1) email a letter of interest to Dr. Jason K. Blackburn ( and writing samples (previous thesis or published works);

2) visit the UF Graduate School's website and learn about the admissions process;

3) visit the UF Geography Graduate Program homepage and learn about the process within the department.


Past SEER Lab Students


Emily Dinh, PhD 2019. Epizootic Hemorrhagic Disease Virus Transmission Risk in North Florida free-Ranging Ranched and Wild White-Tailed Deer.

Current position: Michigan State Veterinary Office, State Medical Entomologist.


Anni Yang, PhD 2019. Multi-scale Modeling for Zoonosis Transmission: Exploring Two Indirectly Transmitted Pathogens in Southwestern Montana.

Current position: USDA/CSU Fort Collins, Postdoctoral Fellow in Wildlife modeling animal contact and disease transmission.
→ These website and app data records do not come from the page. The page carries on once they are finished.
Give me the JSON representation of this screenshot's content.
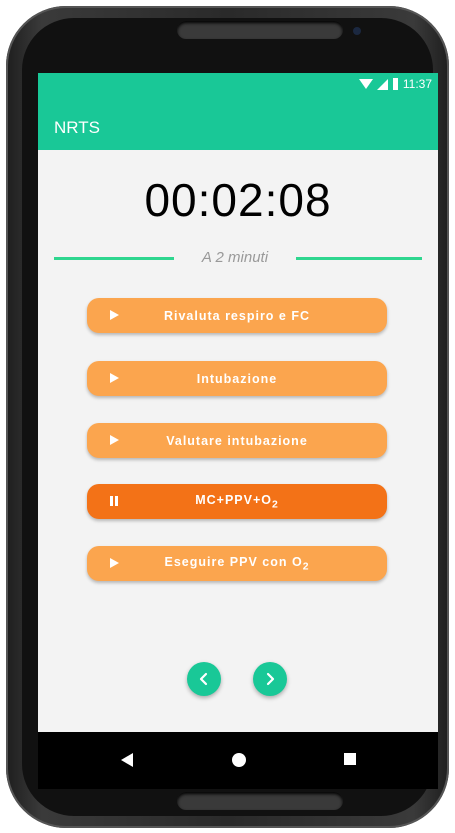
{
  "status": {
    "time": "11:37"
  },
  "app": {
    "title": "NRTS"
  },
  "timer": {
    "value": "00:02:08"
  },
  "section": {
    "caption": "A 2 minuti"
  },
  "actions": [
    {
      "label": "Rivaluta respiro e FC",
      "state": "play"
    },
    {
      "label": "Intubazione",
      "state": "play"
    },
    {
      "label": "Valutare intubazione",
      "state": "play"
    },
    {
      "label": "MC+PPV+O",
      "subscript": "2",
      "state": "pause"
    },
    {
      "label": "Eseguire PPV con O",
      "subscript": "2",
      "state": "play"
    }
  ],
  "colors": {
    "accent": "#19c897",
    "button": "#fba54e",
    "button_active": "#f37217",
    "divider": "#2ed68f"
  },
  "icons": {
    "prev": "chevron-left-icon",
    "next": "chevron-right-icon",
    "play": "play-icon",
    "pause": "pause-icon"
  }
}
*Sheldon Waugh, PhD 2018. Investigating Spatial Dynamics of Zoonoses between Animal and Human Populations: A One-Health Perspective. *Sheldon was an Epidemiology student, but co-advised by Blackburn, with all data and resources to study brucellosis (2 of 3 studies in the dissertation) funded by Blackburn and SEER Lab.

Current position:Epidemiologist, US Army Public Health Center, Aberdeen Proving Ground.
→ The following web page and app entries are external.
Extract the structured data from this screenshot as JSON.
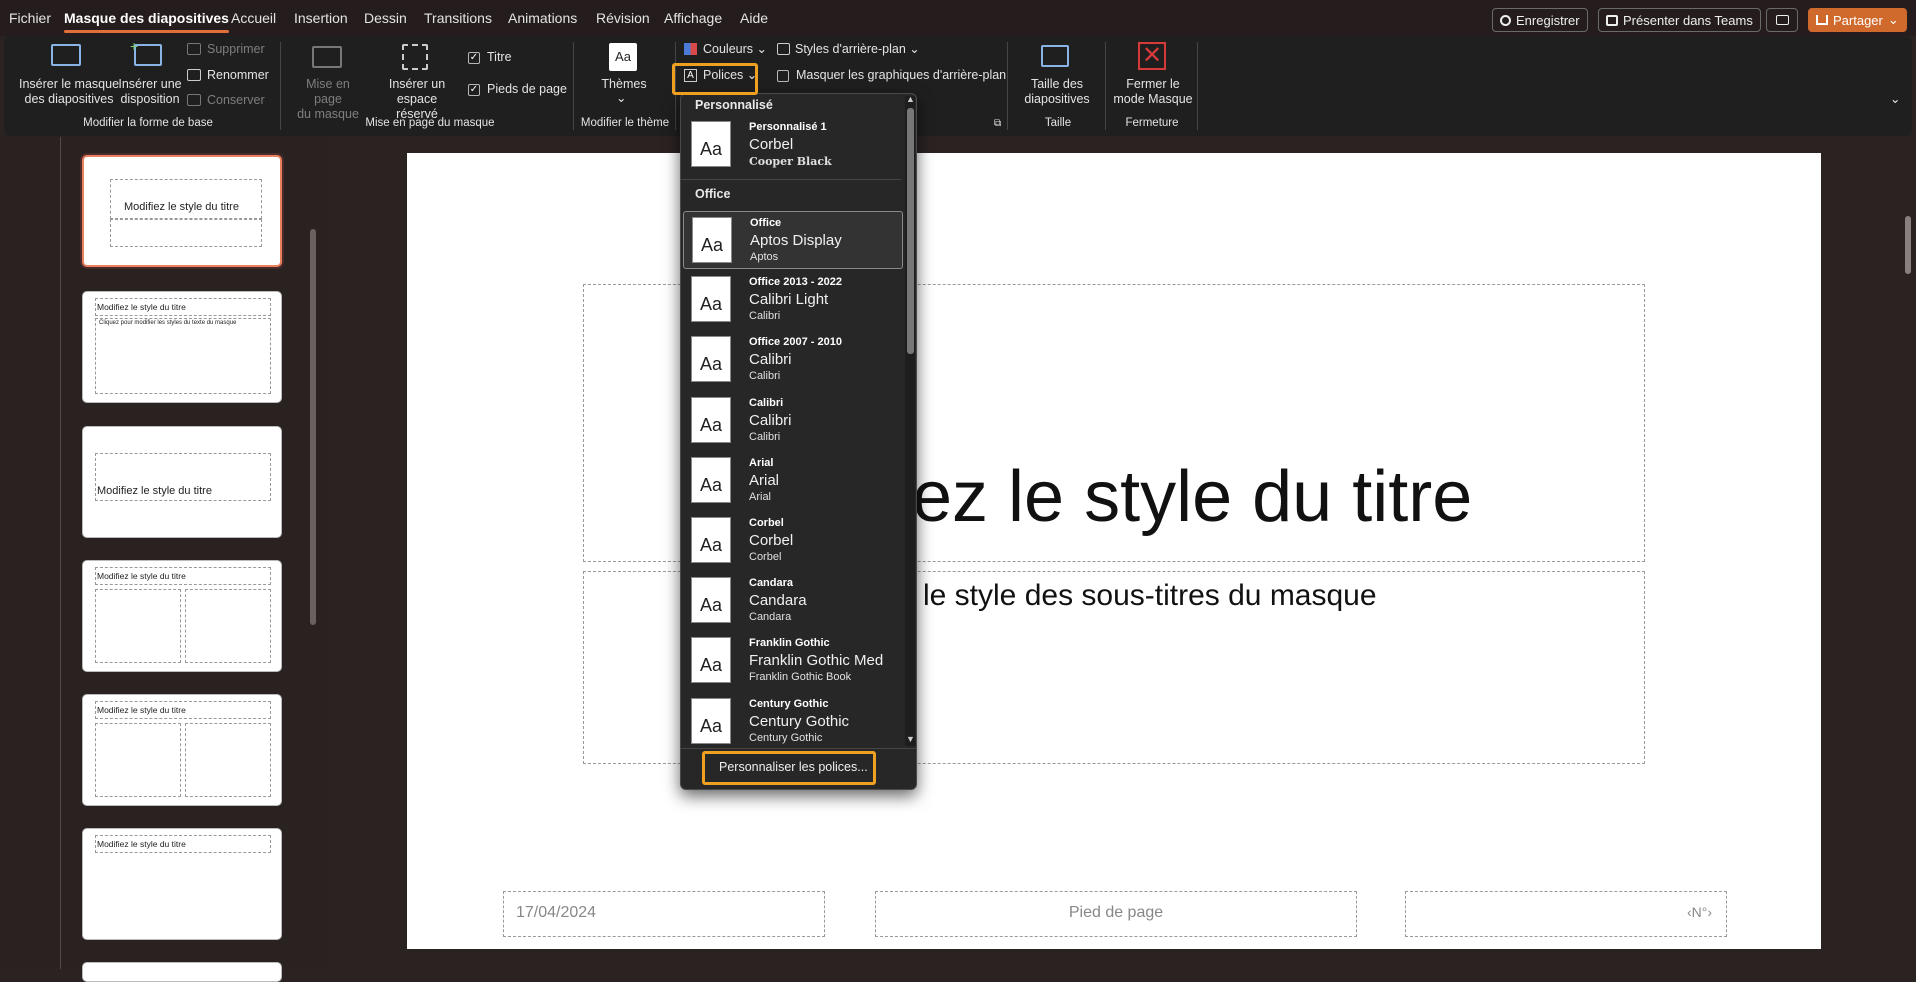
{
  "menu": {
    "items": [
      "Fichier",
      "Masque des diapositives",
      "Accueil",
      "Insertion",
      "Dessin",
      "Transitions",
      "Animations",
      "Révision",
      "Affichage",
      "Aide"
    ],
    "record": "Enregistrer",
    "teams": "Présenter dans Teams",
    "share": "Partager"
  },
  "ribbon": {
    "insert_master": "Insérer le masque\ndes diapositives",
    "insert_layout": "Insérer une\ndisposition",
    "delete": "Supprimer",
    "rename": "Renommer",
    "preserve": "Conserver",
    "group1": "Modifier la forme de base",
    "master_layout": "Mise en page\ndu masque",
    "insert_placeholder": "Insérer un espace\nréservé",
    "title_chk": "Titre",
    "footer_chk": "Pieds de page",
    "group2": "Mise en page du masque",
    "themes": "Thèmes",
    "group3": "Modifier le thème",
    "colors": "Couleurs",
    "fonts": "Polices",
    "bg_styles": "Styles d'arrière-plan",
    "hide_bg": "Masquer les graphiques d'arrière-plan",
    "slide_size": "Taille des\ndiapositives",
    "group5": "Taille",
    "close_master": "Fermer le\nmode Masque",
    "group6": "Fermeture"
  },
  "thumbnails": {
    "title": "Modifiez le style du titre",
    "body": "Cliquez pour modifier les styles du texte du masque"
  },
  "slide": {
    "title": "ez le style du titre",
    "subtitle": "le style des sous-titres du masque",
    "date": "17/04/2024",
    "footer": "Pied de page",
    "number": "‹N°›"
  },
  "fonts_dropdown": {
    "custom_header": "Personnalisé",
    "office_header": "Office",
    "custom": {
      "name": "Personnalisé 1",
      "heading": "Corbel",
      "body": "Cooper Black"
    },
    "items": [
      {
        "name": "Office",
        "heading": "Aptos Display",
        "body": "Aptos",
        "selected": true
      },
      {
        "name": "Office 2013 - 2022",
        "heading": "Calibri Light",
        "body": "Calibri"
      },
      {
        "name": "Office 2007 - 2010",
        "heading": "Calibri",
        "body": "Calibri"
      },
      {
        "name": "Calibri",
        "heading": "Calibri",
        "body": "Calibri"
      },
      {
        "name": "Arial",
        "heading": "Arial",
        "body": "Arial"
      },
      {
        "name": "Corbel",
        "heading": "Corbel",
        "body": "Corbel"
      },
      {
        "name": "Candara",
        "heading": "Candara",
        "body": "Candara"
      },
      {
        "name": "Franklin Gothic",
        "heading": "Franklin Gothic Med",
        "body": "Franklin Gothic Book"
      },
      {
        "name": "Century Gothic",
        "heading": "Century Gothic",
        "body": "Century Gothic"
      }
    ],
    "swatch": "Aa",
    "customize": "Personnaliser les polices..."
  },
  "colors": {
    "accent": "#d06a2c",
    "highlight": "#f0a020",
    "selection": "#e9805e"
  }
}
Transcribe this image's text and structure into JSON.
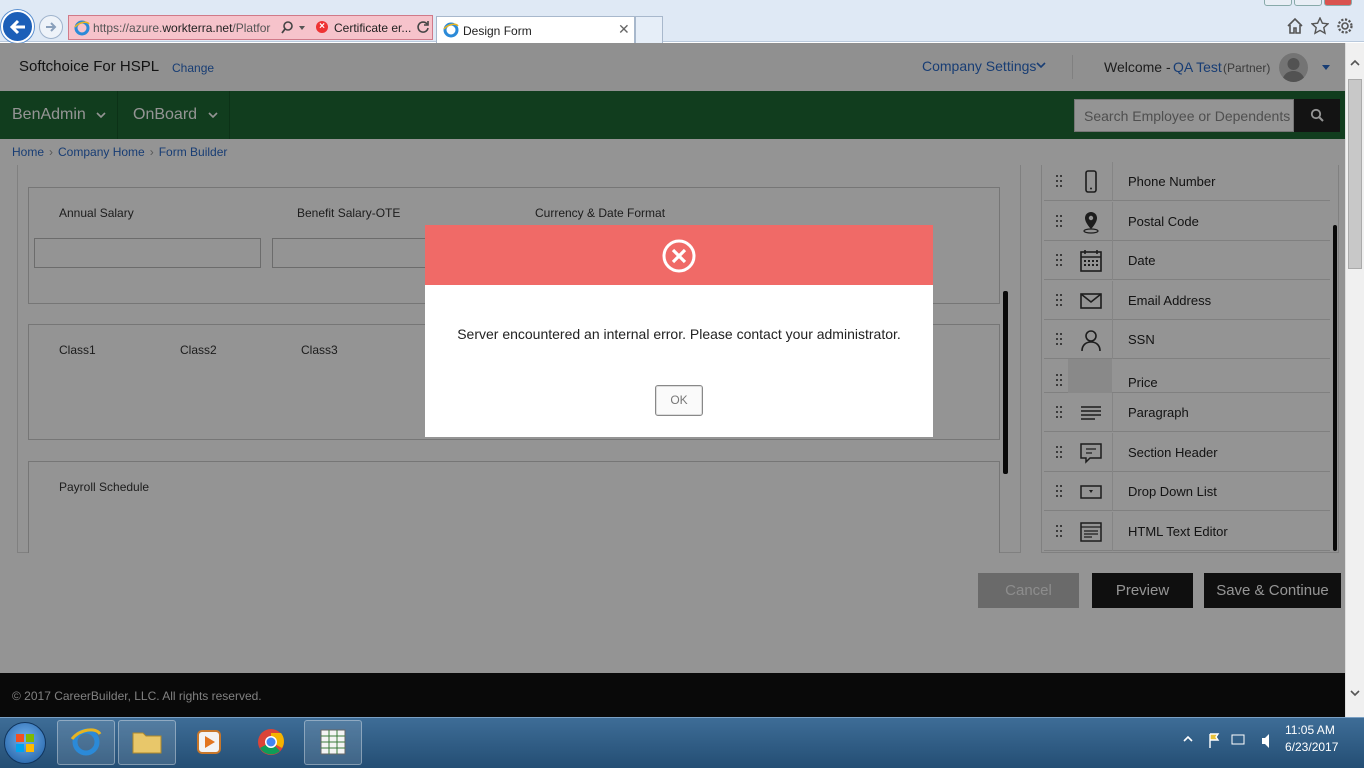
{
  "browser": {
    "address_url_prefix": "https://azure.",
    "address_url_host": "workterra.net",
    "address_url_suffix": "/Platfor",
    "cert_error": "Certificate er...",
    "tab_title": "Design Form"
  },
  "header": {
    "brand": "Softchoice For HSPL",
    "change": "Change",
    "company_settings": "Company Settings",
    "welcome": "Welcome -",
    "username": "QA Test",
    "role": "(Partner)"
  },
  "nav": {
    "items": [
      {
        "label": "BenAdmin"
      },
      {
        "label": "OnBoard"
      }
    ],
    "search_placeholder": "Search Employee or Dependents"
  },
  "breadcrumb": [
    "Home",
    "Company Home",
    "Form Builder"
  ],
  "form": {
    "section1_labels": [
      "Annual Salary",
      "Benefit Salary-OTE",
      "Currency & Date Format"
    ],
    "section2_labels": [
      "Class1",
      "Class2",
      "Class3"
    ],
    "section3_labels": [
      "Payroll Schedule"
    ]
  },
  "field_palette": [
    {
      "label": "Phone Number",
      "icon": "phone-icon"
    },
    {
      "label": "Postal Code",
      "icon": "map-pin-icon"
    },
    {
      "label": "Date",
      "icon": "calendar-icon"
    },
    {
      "label": "Email Address",
      "icon": "envelope-icon"
    },
    {
      "label": "SSN",
      "icon": "person-icon"
    },
    {
      "label": "Price",
      "icon": "price-icon"
    },
    {
      "label": "Paragraph",
      "icon": "paragraph-icon"
    },
    {
      "label": "Section Header",
      "icon": "section-header-icon"
    },
    {
      "label": "Drop Down List",
      "icon": "dropdown-icon"
    },
    {
      "label": "HTML Text Editor",
      "icon": "html-editor-icon"
    }
  ],
  "buttons": {
    "cancel": "Cancel",
    "preview": "Preview",
    "save": "Save & Continue"
  },
  "footer": {
    "copyright": "© 2017 CareerBuilder, LLC. All rights reserved."
  },
  "modal": {
    "message": "Server encountered an internal error. Please contact your administrator.",
    "ok": "OK"
  },
  "taskbar": {
    "time": "11:05 AM",
    "date": "6/23/2017"
  },
  "colors": {
    "nav_green": "#1e6a34",
    "modal_header": "#f06a67",
    "link_blue": "#2a6ac8"
  }
}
Ian T. Kracalik, PhD 2017. Impact of Zoonotic Diseases Control Policies: An Evaluation of Three Countries of the Former Soviet Union.

Current position: past CDC Epidemiological Intelligence Service (2017 – 2019). Currently, Uniformed Officer in Public Health Service with the CDC-Atlanta.
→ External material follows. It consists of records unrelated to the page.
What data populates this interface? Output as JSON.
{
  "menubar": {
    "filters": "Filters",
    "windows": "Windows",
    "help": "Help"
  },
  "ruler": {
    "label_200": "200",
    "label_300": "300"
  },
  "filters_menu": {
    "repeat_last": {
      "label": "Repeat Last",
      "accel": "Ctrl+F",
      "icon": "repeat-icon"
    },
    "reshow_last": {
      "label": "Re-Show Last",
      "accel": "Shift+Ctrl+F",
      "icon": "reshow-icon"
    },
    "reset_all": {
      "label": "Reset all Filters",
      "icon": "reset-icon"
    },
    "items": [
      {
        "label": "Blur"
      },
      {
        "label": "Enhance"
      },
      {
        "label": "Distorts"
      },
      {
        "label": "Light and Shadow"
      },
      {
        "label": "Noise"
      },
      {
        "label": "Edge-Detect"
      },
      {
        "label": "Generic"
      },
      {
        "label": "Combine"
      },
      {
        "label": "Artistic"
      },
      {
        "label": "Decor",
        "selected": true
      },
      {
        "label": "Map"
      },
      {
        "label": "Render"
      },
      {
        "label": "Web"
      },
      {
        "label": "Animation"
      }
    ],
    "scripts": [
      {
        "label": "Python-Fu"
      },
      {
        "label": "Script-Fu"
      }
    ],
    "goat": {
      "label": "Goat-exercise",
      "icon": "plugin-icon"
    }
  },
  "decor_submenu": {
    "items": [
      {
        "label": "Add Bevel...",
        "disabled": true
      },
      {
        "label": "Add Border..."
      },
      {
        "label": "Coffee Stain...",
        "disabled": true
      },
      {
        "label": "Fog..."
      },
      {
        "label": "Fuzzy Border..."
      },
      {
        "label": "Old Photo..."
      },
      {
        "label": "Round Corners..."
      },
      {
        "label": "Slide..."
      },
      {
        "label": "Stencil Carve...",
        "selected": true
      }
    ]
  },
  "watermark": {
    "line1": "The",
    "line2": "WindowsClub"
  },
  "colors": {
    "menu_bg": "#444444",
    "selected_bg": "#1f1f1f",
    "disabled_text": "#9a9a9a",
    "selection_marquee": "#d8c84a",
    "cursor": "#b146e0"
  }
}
Dawn Nekorchuk, PhD, Geography 2017. Modeling Indirect Transmission Disease Risk: Anthrax in Bison in Southwestern Montana.

Current position: past Staff Medical Geography Scientist, SEER Lab through June 2017. Currently, Postdoctoral Associate, University of Oklahoma EcoGRAPH Group.



Alassane Barro, PhD, 2016. Integrating Geographical Information Systems and the Ecological Niche Modeling Framework to Characterize the Spatial Ecology of Anthrax in Australia.

Current position: past Spatial Epidemiologist, State Department of Health, Texas (2015 – 2018). Currently with National Geospatial Intelligence Agency.


Lillian R. Morris, PhD, 2016. Wildlife Movement and Disease Risk: Anthrax Transmission in Montana.

Current position: Spatial Epidemiologist, State Department of Health, Washington.


Jocelyn C. Mullins, PhD, 2013. Combining Genetic Diversity and Spatio-temporal Data to Characterize the Spatial Ecolog of Anthrax Across Multiple Scales.

Current position: past CDC Epidemiological Intelligence Service (2013 – 2015); Currently on faculty at St. Joseph’s School of Public Health in Connecticut and the State Public Health Veterinarian in Connecticut.


Master’s Students (as advisor; committee chair)

Morgan Walker, MS 2019. Ungulate Use of Locally Infectious Zones (LIZs) in a Re-Emerging Anthrax Risk Area.

Current position: past SEER Lab TEAMS BioScientist II. Currently, Spatial Epidemiologist for Vietnam Projects.


Jake Hightower, MS, 2012. Examining the Distribution of Francisella tularensis, the Causative Agent of Tularemia, in Ukraine Using Ecological Niche Modeling.

Current position: past Enrolled in UF Geography PhD Program, 2012.


Timothy Andrew Joyner, 2010. Ecological niche modeling of a zoonosis: A case study using anthrax outbreaks and climate change in Kazakhstan.

Current position: past Earned PhD from LSU. Currently, faculty at Eastern Tennessee State University.


Ian T. Kracalik, MA (CSU Fullerton), 2009. Spatial and temporal analyses of anthrax: an exploratory retrospective and prospective examination of outbreaks in Kazakhstan.

Current position: past Moved to UF as Research Program Coordinator for SEER Lab 2009 – 2015, PhD Student 2015-2017 (see above).

Past CSUF SEER Lab Students

Prior to joining the faculty at UF, Dr. Blackburn managed the SEER Lab when it was housed at Cal State Fullerton (2007-2009). During that period, Dr. Blackburn advised several students and served on several MA thesis committees.

Pamela Rittelmeyer (2011). M.A. Cal State Fullerton, Blackburn Courtesy Advisor (after moving to UF)

Thesis title: Predicting the potential geographic distribution of three highly migratory pelagic fishes using ecological niche modeling


Ian T. Kracalik (2009). M.A. Cal State Fullerton

Thesis title: Spatial and temporal analyses of anthrax: An exploratory retrospective and prospective examination of outbreaks in Kazakhstan